Extracted data entries:
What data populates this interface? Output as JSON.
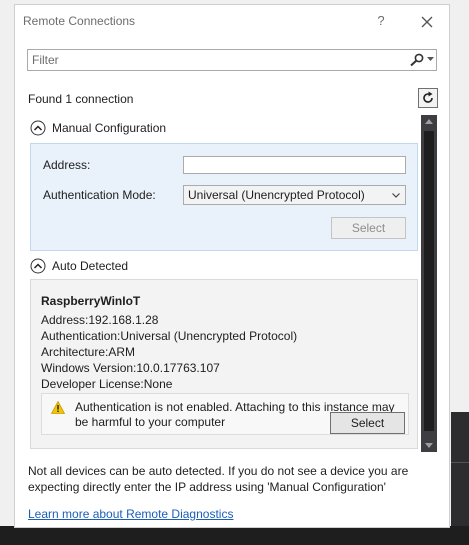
{
  "window": {
    "title": "Remote Connections",
    "help_label": "?"
  },
  "filter": {
    "placeholder": "Filter"
  },
  "status": {
    "found_text": "Found 1 connection"
  },
  "manual": {
    "header": "Manual Configuration",
    "address_label": "Address:",
    "address_value": "",
    "auth_label": "Authentication Mode:",
    "auth_value": "Universal (Unencrypted Protocol)",
    "select_label": "Select"
  },
  "auto": {
    "header": "Auto Detected",
    "device": {
      "name": "RaspberryWinIoT",
      "lines": [
        "Address:192.168.1.28",
        "Authentication:Universal (Unencrypted Protocol)",
        "Architecture:ARM",
        "Windows Version:10.0.17763.107",
        "Developer License:None"
      ],
      "warning": "Authentication is not enabled. Attaching to this instance may be harmful to your computer",
      "select_label": "Select"
    }
  },
  "footer": {
    "note": "Not all devices can be auto detected. If you do not see a device you are expecting directly enter the IP address using 'Manual Configuration'",
    "link": "Learn more about Remote Diagnostics"
  },
  "icons": {
    "search": "search-icon",
    "refresh": "refresh-icon",
    "close": "close-icon",
    "collapse": "collapse-icon",
    "warning": "warning-icon"
  },
  "colors": {
    "link": "#1b5eb8",
    "panel_blue": "#e9f1fa",
    "warning_yellow": "#f5c400"
  }
}
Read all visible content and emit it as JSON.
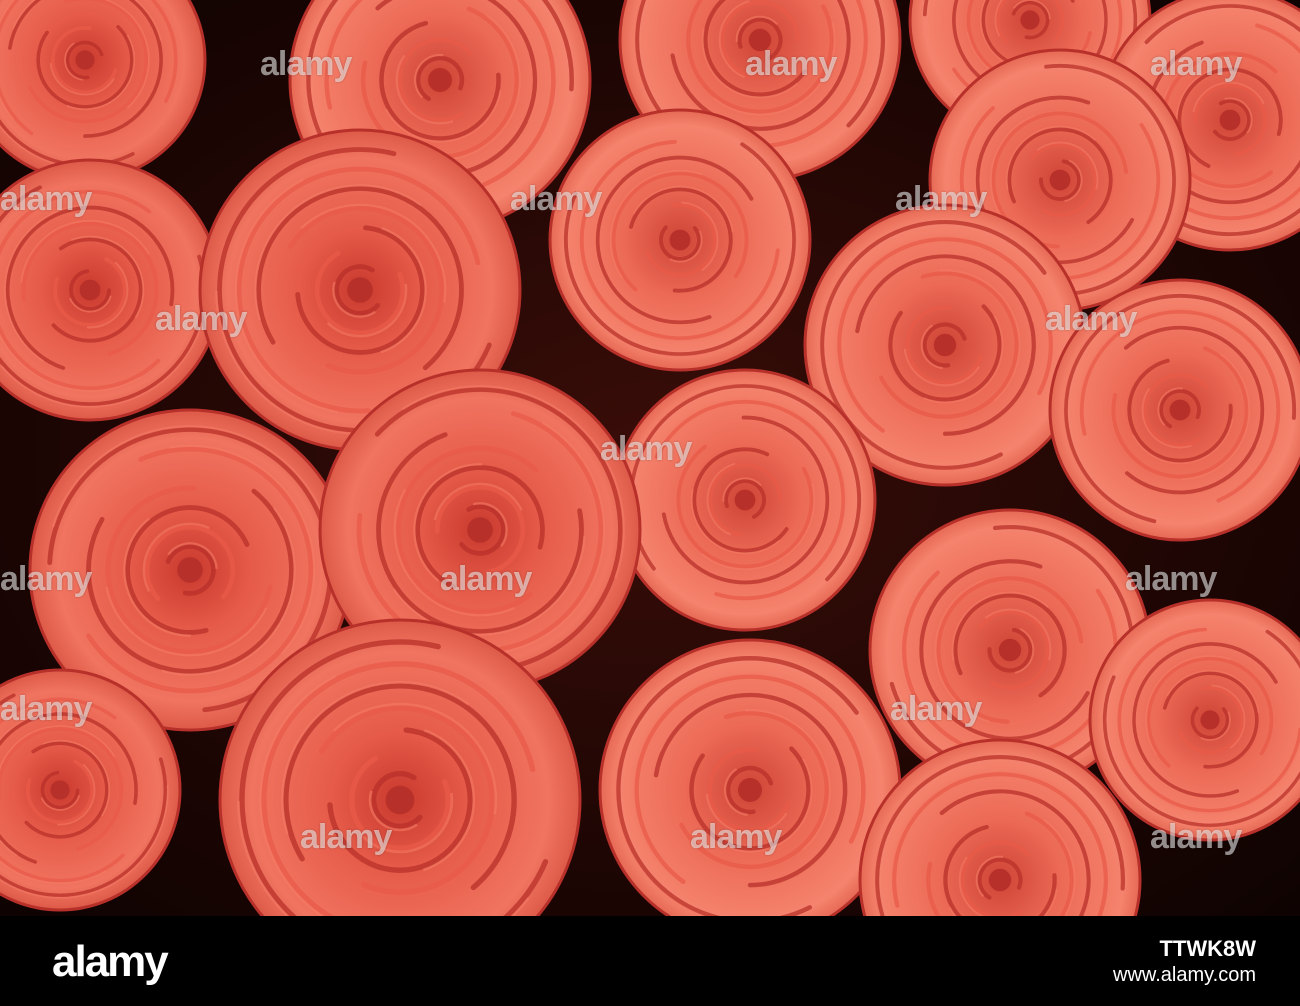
{
  "image": {
    "subject": "roses",
    "colors": {
      "petal_light": "#f37a64",
      "petal_mid": "#e85a48",
      "petal_dark": "#b8302a",
      "background": "#1a0503"
    }
  },
  "watermark": {
    "text": "alamy"
  },
  "footer": {
    "logo": "alamy",
    "image_id": "TTWK8W",
    "site": "www.alamy.com"
  }
}
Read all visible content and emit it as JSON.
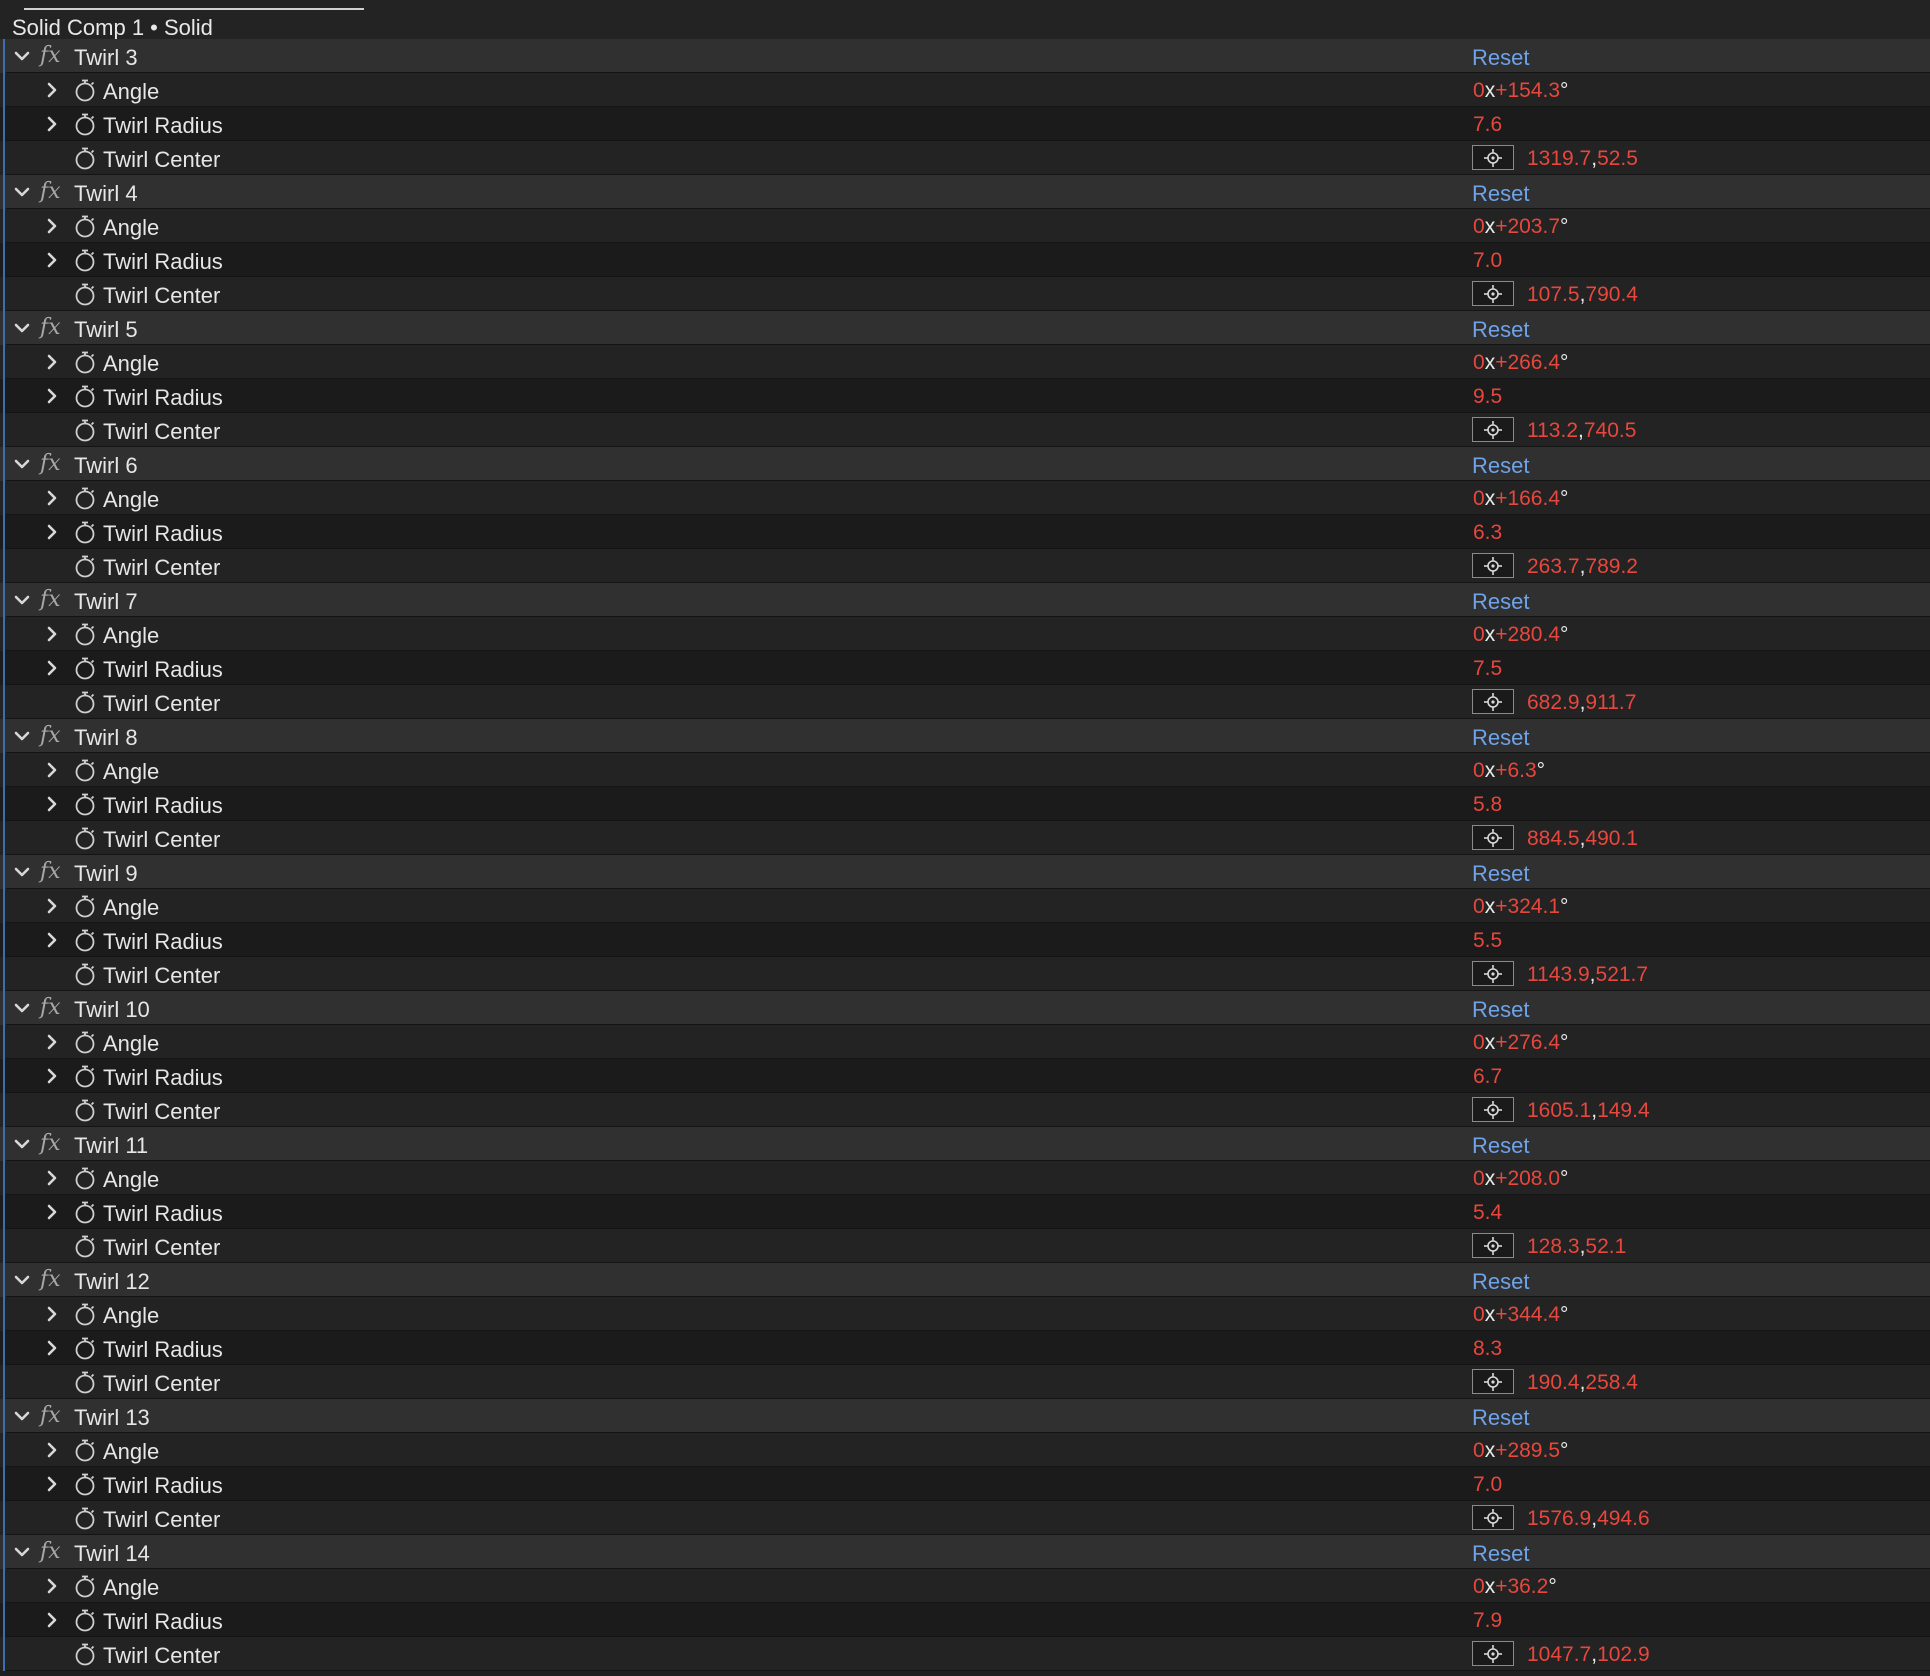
{
  "panel": {
    "title": "Solid Comp 1 • Solid",
    "reset_label": "Reset",
    "property_labels": {
      "angle": "Angle",
      "radius": "Twirl Radius",
      "center": "Twirl Center"
    },
    "angle_prefix": "0",
    "angle_x": "x",
    "degree": "°",
    "comma": ",",
    "colors": {
      "value": "#e8473d",
      "reset_link": "#6ea3ea",
      "header_row": "#303030"
    },
    "icons": {
      "caret": "chevron-down-icon",
      "expander": "chevron-right-icon",
      "fx": "fx-icon",
      "stopwatch": "stopwatch-icon",
      "target": "crosshair-target-icon"
    }
  },
  "effects": [
    {
      "name": "Twirl 3",
      "angle": "+154.3",
      "radius": "7.6",
      "center_x": "1319.7",
      "center_y": "52.5"
    },
    {
      "name": "Twirl 4",
      "angle": "+203.7",
      "radius": "7.0",
      "center_x": "107.5",
      "center_y": "790.4"
    },
    {
      "name": "Twirl 5",
      "angle": "+266.4",
      "radius": "9.5",
      "center_x": "113.2",
      "center_y": "740.5"
    },
    {
      "name": "Twirl 6",
      "angle": "+166.4",
      "radius": "6.3",
      "center_x": "263.7",
      "center_y": "789.2"
    },
    {
      "name": "Twirl 7",
      "angle": "+280.4",
      "radius": "7.5",
      "center_x": "682.9",
      "center_y": "911.7"
    },
    {
      "name": "Twirl 8",
      "angle": "+6.3",
      "radius": "5.8",
      "center_x": "884.5",
      "center_y": "490.1"
    },
    {
      "name": "Twirl 9",
      "angle": "+324.1",
      "radius": "5.5",
      "center_x": "1143.9",
      "center_y": "521.7"
    },
    {
      "name": "Twirl 10",
      "angle": "+276.4",
      "radius": "6.7",
      "center_x": "1605.1",
      "center_y": "149.4"
    },
    {
      "name": "Twirl 11",
      "angle": "+208.0",
      "radius": "5.4",
      "center_x": "128.3",
      "center_y": "52.1"
    },
    {
      "name": "Twirl 12",
      "angle": "+344.4",
      "radius": "8.3",
      "center_x": "190.4",
      "center_y": "258.4"
    },
    {
      "name": "Twirl 13",
      "angle": "+289.5",
      "radius": "7.0",
      "center_x": "1576.9",
      "center_y": "494.6"
    },
    {
      "name": "Twirl 14",
      "angle": "+36.2",
      "radius": "7.9",
      "center_x": "1047.7",
      "center_y": "102.9"
    }
  ]
}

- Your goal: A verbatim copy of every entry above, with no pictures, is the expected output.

- Written solution:
What data populates this interface? Output as JSON.
{
  "window": {
    "title": "Remote Connections",
    "help_label": "?"
  },
  "filter": {
    "placeholder": "Filter"
  },
  "status": {
    "found_text": "Found 1 connection"
  },
  "manual": {
    "header": "Manual Configuration",
    "address_label": "Address:",
    "address_value": "",
    "auth_label": "Authentication Mode:",
    "auth_value": "Universal (Unencrypted Protocol)",
    "select_label": "Select"
  },
  "auto": {
    "header": "Auto Detected",
    "device": {
      "name": "RaspberryWinIoT",
      "lines": [
        "Address:192.168.1.28",
        "Authentication:Universal (Unencrypted Protocol)",
        "Architecture:ARM",
        "Windows Version:10.0.17763.107",
        "Developer License:None"
      ],
      "warning": "Authentication is not enabled. Attaching to this instance may be harmful to your computer",
      "select_label": "Select"
    }
  },
  "footer": {
    "note": "Not all devices can be auto detected. If you do not see a device you are expecting directly enter the IP address using 'Manual Configuration'",
    "link": "Learn more about Remote Diagnostics"
  },
  "icons": {
    "search": "search-icon",
    "refresh": "refresh-icon",
    "close": "close-icon",
    "collapse": "collapse-icon",
    "warning": "warning-icon"
  },
  "colors": {
    "link": "#1b5eb8",
    "panel_blue": "#e9f1fa",
    "warning_yellow": "#f5c400"
  }
}
Read all visible content and emit it as JSON.
{
  "image": {
    "subject": "roses",
    "colors": {
      "petal_light": "#f37a64",
      "petal_mid": "#e85a48",
      "petal_dark": "#b8302a",
      "background": "#1a0503"
    }
  },
  "watermark": {
    "text": "alamy"
  },
  "footer": {
    "logo": "alamy",
    "image_id": "TTWK8W",
    "site": "www.alamy.com"
  }
}
Read all visible content and emit it as JSON.
{
  "panel": {
    "title": "Solid Comp 1 • Solid",
    "reset_label": "Reset",
    "property_labels": {
      "angle": "Angle",
      "radius": "Twirl Radius",
      "center": "Twirl Center"
    },
    "angle_prefix": "0",
    "angle_x": "x",
    "degree": "°",
    "comma": ",",
    "colors": {
      "value": "#e8473d",
      "reset_link": "#6ea3ea",
      "header_row": "#303030"
    },
    "icons": {
      "caret": "chevron-down-icon",
      "expander": "chevron-right-icon",
      "fx": "fx-icon",
      "stopwatch": "stopwatch-icon",
      "target": "crosshair-target-icon"
    }
  },
  "effects": [
    {
      "name": "Twirl 3",
      "angle": "+154.3",
      "radius": "7.6",
      "center_x": "1319.7",
      "center_y": "52.5"
    },
    {
      "name": "Twirl 4",
      "angle": "+203.7",
      "radius": "7.0",
      "center_x": "107.5",
      "center_y": "790.4"
    },
    {
      "name": "Twirl 5",
      "angle": "+266.4",
      "radius": "9.5",
      "center_x": "113.2",
      "center_y": "740.5"
    },
    {
      "name": "Twirl 6",
      "angle": "+166.4",
      "radius": "6.3",
      "center_x": "263.7",
      "center_y": "789.2"
    },
    {
      "name": "Twirl 7",
      "angle": "+280.4",
      "radius": "7.5",
      "center_x": "682.9",
      "center_y": "911.7"
    },
    {
      "name": "Twirl 8",
      "angle": "+6.3",
      "radius": "5.8",
      "center_x": "884.5",
      "center_y": "490.1"
    },
    {
      "name": "Twirl 9",
      "angle": "+324.1",
      "radius": "5.5",
      "center_x": "1143.9",
      "center_y": "521.7"
    },
    {
      "name": "Twirl 10",
      "angle": "+276.4",
      "radius": "6.7",
      "center_x": "1605.1",
      "center_y": "149.4"
    },
    {
      "name": "Twirl 11",
      "angle": "+208.0",
      "radius": "5.4",
      "center_x": "128.3",
      "center_y": "52.1"
    },
    {
      "name": "Twirl 12",
      "angle": "+344.4",
      "radius": "8.3",
      "center_x": "190.4",
      "center_y": "258.4"
    },
    {
      "name": "Twirl 13",
      "angle": "+289.5",
      "radius": "7.0",
      "center_x": "1576.9",
      "center_y": "494.6"
    },
    {
      "name": "Twirl 14",
      "angle": "+36.2",
      "radius": "7.9",
      "center_x": "1047.7",
      "center_y": "102.9"
    }
  ]
}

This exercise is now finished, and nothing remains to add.